OPERA REVIEW: “The Cradle Will Rock” @ Opera Saratoga, 7/9/17
Review by Greg Haymes
Photographs by Gary David Gold
There ain’t nothin’ subtle about “The Cradle Will Rock,” Marc Blitzstein’s 1937 allegorical opera of corporate corruption and greed. And that’s a good thing…
At SPAC’s Spa Little Theater, Opera Saratoga pulls out all the stops in presenting a knock-out, exceptionally rare, fully orchestrated production that hammers home the social and political upheaval of pre-World War II America. The battle between the haves and the have-nots is a never-ending war, and director Lawrence Edelson’s smart decision not to update the setting for the production only enhances the timelessness and timeliness the opera’s potency.
With threats and the power of his immense wealth, Steeltown, USA’s wicked, greedy businessman Mr. Mister (Matt Boehler) forces the town’s prominent figures – such delightfully cartoonish characters as Dr. Specialist (Jorgeandres Camargo), Reverend Salvation (an especially strong Justin Hopkins), Editor Daily (Brian Wallin), President Prexy (Eric McConnell) and others – to kowtow to his demands, one by one.
Only union organizer Larry Foreman (Christopher Burchett in an energetic, powerful performance) stands by his morals and stands up to Mr. Mister.
Despite the serious political and social themes of “Cradle,” there’s plenty of wit – especially during “Art for Art’s Sake,” the duet by musician Yasha (John Tibbetts) and painter Dauber (Scott Purcell). Conductor John Mauceri steps away from the orchestra to join in the on-stage action, too, portraying a court clerk.
The Mr. Mister/Editor Daily duet, “The Freedom of the Press,” is as funny and entertaining as it is apropos in this age of “fake news.” And throughout the opera, the humor is amplified by Edelson’s snazzy, snappy choreography.
The opera (or as Blitzstein originally described it, “a play in music”) owes an obvious debt to Bertolt Brecht’s representational theories of theater, and the diverse, wide-ranging musical styles that Blitzstein incorporated in “The Cradle Will Rock” resonate with the work of Brecht’s frequent collaborator Kurt Weill.

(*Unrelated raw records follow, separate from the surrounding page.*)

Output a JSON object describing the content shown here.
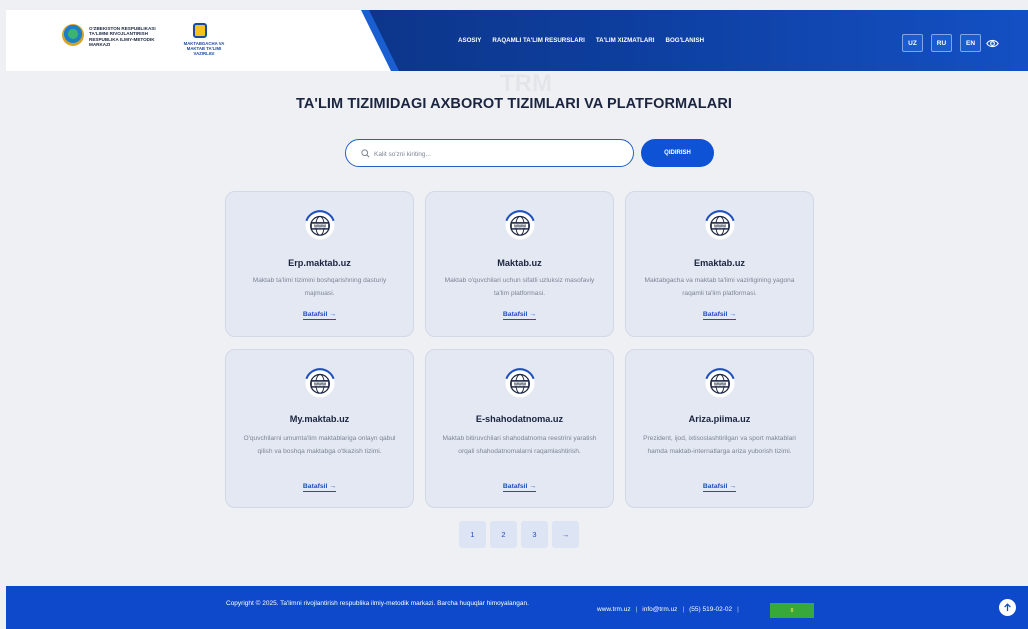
{
  "header": {
    "org_name": "O'ZBEKISTON RESPUBLIKASI TA'LIMNI RIVOJLANTIRISH RESPUBLIKA ILMIY-METODIK MARKAZI",
    "ministry_name": "MAKTABGACHA VA MAKTAB TA'LIMI VAZIRLIGI",
    "nav": [
      "ASOSIY",
      "RAQAMLI TA'LIM RESURSLARI",
      "TA'LIM XIZMATLARI",
      "BOG'LANISH"
    ],
    "languages": [
      "UZ",
      "RU",
      "EN"
    ],
    "colors": {
      "primary": "#0e52d6",
      "dark": "#0c2a6e"
    }
  },
  "main": {
    "watermark": "TRM",
    "title": "TA'LIM TIZIMIDAGI AXBOROT TIZIMLARI VA PLATFORMALARI",
    "search": {
      "placeholder": "Kalit so'zni kiriting...",
      "value": "",
      "button": "QIDIRISH"
    },
    "cards": [
      {
        "title": "Erp.maktab.uz",
        "description": "Maktab ta'limi tizimini boshqarishning dasturiy majmuasi.",
        "link": "Batafsil →"
      },
      {
        "title": "Maktab.uz",
        "description": "Maktab o'quvchilari uchun sifatli uzluksiz masofaviy ta'lim platformasi.",
        "link": "Batafsil →"
      },
      {
        "title": "Emaktab.uz",
        "description": "Maktabgacha va maktab ta'limi vazirligining yagona raqamli ta'lim platformasi.",
        "link": "Batafsil →"
      },
      {
        "title": "My.maktab.uz",
        "description": "O'quvchilarni umumta'lim maktablariga onlayn qabul qilish va boshqa maktabga o'tkazish tizimi.",
        "link": "Batafsil →"
      },
      {
        "title": "E-shahodatnoma.uz",
        "description": "Maktab bitiruvchilari shahodatnoma reestrini yaratish orqali shahodatnomalarni raqamlashtirish.",
        "link": "Batafsil →"
      },
      {
        "title": "Ariza.piima.uz",
        "description": "Prezident, ijod, ixtisoslashtirilgan va sport maktablari hamda maktab-internatlarga ariza yuborish tizimi.",
        "link": "Batafsil →"
      }
    ],
    "pagination": [
      "1",
      "2",
      "3",
      "→"
    ]
  },
  "footer": {
    "copyright": "Copyright © 2025. Ta'limni rivojlantirish respublika ilmiy-metodik markazi. Barcha huquqlar himoyalangan.",
    "website": "www.trm.uz",
    "email": "info@trm.uz",
    "phone": "(55) 519-02-02",
    "counter": "0"
  }
}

The orchestra – which also incorporated such non-traditional operatic instruments as an accordion and steel guitar – is seated onstage behind the singer/actors, and although sung in English, the production could benefit from supertitles, as the singing of Ginger Costa-Jackson (as the prostitute Moll) and Audrey Babcock (as Mrs. Mister) is sometimes difficult to understand.

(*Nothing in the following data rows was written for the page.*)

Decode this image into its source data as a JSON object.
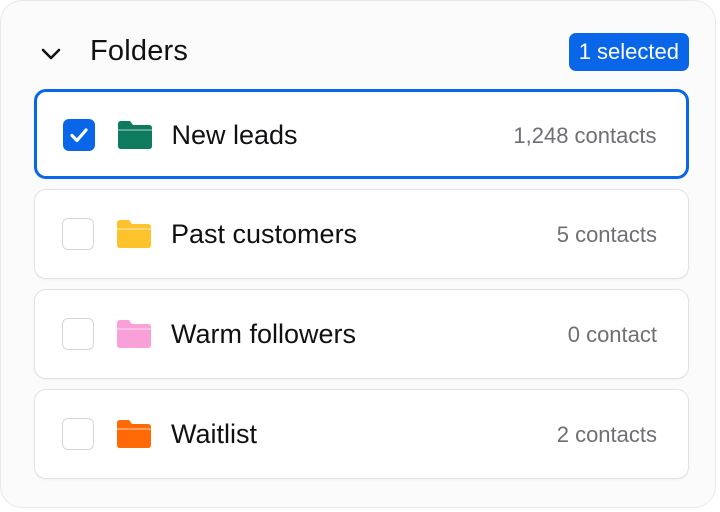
{
  "header": {
    "title": "Folders",
    "selected_badge": "1 selected",
    "toggle_icon": "chevron-down-icon"
  },
  "folders": [
    {
      "name": "New leads",
      "count": "1,248 contacts",
      "color": "#0e7a5e",
      "selected": true
    },
    {
      "name": "Past customers",
      "count": "5 contacts",
      "color": "#fcc32c",
      "selected": false
    },
    {
      "name": "Warm followers",
      "count": "0 contact",
      "color": "#f9a0d8",
      "selected": false
    },
    {
      "name": "Waitlist",
      "count": "2 contacts",
      "color": "#ff6a07",
      "selected": false
    }
  ],
  "colors": {
    "accent": "#0a66e8",
    "text": "#111114",
    "muted": "#6e6e74"
  }
}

Over the years, the legendary story of the opening night of the premiere of “The Cradle Will Rock” has come to overshadow the opera itself, but Opera Saratoga’s stellar production puts the focus back where it belongs.

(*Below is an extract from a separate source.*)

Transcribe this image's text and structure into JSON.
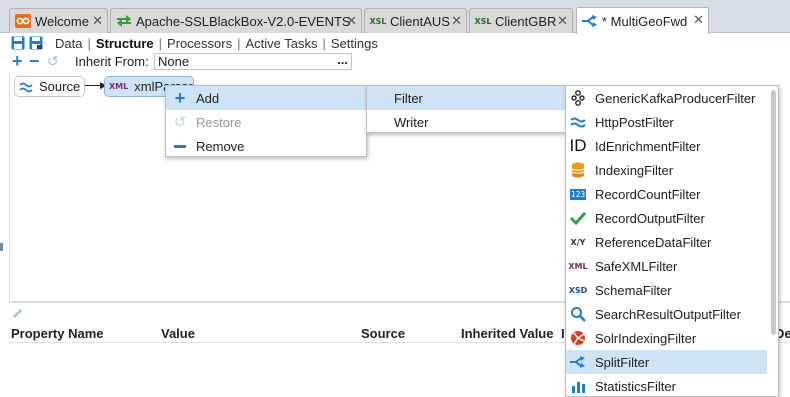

Sadly, there are only three remaining performances at SPAC’s Spa Little Theater in Saratoga Springs – at 2pm today (July 11) and Sunday (July 16) and at 7:30pm on Thursday (July 13). Catch it if you can…